What you are asked to do: Each line in the entries below that holds the string "true" is to be listed.

Element data from apps and pages
▼

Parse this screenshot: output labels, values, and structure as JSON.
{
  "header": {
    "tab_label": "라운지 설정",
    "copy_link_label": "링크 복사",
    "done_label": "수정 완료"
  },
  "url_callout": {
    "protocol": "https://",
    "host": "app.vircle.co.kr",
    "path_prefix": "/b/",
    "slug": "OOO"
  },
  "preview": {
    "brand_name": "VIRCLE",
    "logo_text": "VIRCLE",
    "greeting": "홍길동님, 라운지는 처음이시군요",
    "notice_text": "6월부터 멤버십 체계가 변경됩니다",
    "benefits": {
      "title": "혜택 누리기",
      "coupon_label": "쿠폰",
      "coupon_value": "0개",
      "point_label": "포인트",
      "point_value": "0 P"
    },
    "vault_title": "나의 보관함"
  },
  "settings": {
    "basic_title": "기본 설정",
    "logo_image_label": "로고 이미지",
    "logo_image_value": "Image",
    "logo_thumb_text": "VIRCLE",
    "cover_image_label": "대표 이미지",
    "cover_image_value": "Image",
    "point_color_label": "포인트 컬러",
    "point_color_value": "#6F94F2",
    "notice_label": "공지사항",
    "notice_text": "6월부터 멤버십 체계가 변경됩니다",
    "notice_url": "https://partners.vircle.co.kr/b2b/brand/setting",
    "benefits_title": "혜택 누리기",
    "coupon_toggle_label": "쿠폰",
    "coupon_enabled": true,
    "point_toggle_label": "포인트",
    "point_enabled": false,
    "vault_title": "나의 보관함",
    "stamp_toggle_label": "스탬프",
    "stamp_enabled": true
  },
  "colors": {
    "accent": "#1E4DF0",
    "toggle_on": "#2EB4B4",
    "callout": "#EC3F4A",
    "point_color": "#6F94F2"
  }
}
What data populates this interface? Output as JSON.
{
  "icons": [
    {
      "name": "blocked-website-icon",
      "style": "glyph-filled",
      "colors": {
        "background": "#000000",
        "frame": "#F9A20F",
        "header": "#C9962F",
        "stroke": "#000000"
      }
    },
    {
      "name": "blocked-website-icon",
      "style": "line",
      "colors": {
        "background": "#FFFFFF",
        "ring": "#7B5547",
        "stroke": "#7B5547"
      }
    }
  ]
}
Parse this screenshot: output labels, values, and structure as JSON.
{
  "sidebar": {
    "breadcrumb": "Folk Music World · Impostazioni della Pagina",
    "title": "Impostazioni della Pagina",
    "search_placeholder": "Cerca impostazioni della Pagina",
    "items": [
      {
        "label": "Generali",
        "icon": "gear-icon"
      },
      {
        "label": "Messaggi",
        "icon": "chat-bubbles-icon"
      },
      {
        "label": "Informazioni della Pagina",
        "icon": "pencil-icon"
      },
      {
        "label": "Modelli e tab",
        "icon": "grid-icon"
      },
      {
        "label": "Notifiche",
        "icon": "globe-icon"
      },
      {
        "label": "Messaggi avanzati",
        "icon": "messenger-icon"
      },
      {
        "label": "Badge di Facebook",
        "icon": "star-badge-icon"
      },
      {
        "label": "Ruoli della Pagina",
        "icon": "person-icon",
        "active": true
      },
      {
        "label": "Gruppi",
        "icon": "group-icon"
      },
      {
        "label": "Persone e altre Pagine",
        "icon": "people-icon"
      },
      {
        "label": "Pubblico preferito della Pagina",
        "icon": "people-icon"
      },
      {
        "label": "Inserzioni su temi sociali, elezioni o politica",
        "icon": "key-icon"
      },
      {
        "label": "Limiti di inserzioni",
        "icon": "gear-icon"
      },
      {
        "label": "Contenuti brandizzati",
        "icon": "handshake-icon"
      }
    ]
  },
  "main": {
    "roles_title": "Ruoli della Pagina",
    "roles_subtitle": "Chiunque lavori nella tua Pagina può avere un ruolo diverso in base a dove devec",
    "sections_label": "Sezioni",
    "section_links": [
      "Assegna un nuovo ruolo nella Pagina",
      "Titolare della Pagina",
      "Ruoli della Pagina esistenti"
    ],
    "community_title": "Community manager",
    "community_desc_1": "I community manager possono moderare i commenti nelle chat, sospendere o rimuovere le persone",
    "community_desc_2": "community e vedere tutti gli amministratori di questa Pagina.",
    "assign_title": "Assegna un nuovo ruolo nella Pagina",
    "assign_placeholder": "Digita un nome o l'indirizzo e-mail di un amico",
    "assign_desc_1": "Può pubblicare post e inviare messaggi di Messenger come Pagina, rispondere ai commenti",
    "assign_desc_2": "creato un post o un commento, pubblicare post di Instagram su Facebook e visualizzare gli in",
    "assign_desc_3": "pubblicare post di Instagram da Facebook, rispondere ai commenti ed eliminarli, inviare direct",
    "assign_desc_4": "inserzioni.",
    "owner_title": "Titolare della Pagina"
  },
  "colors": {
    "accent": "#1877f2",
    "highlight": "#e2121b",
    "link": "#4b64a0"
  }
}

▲

Response to the task:
    "coupon_enabled": true,
    "stamp_enabled": true
        "active": true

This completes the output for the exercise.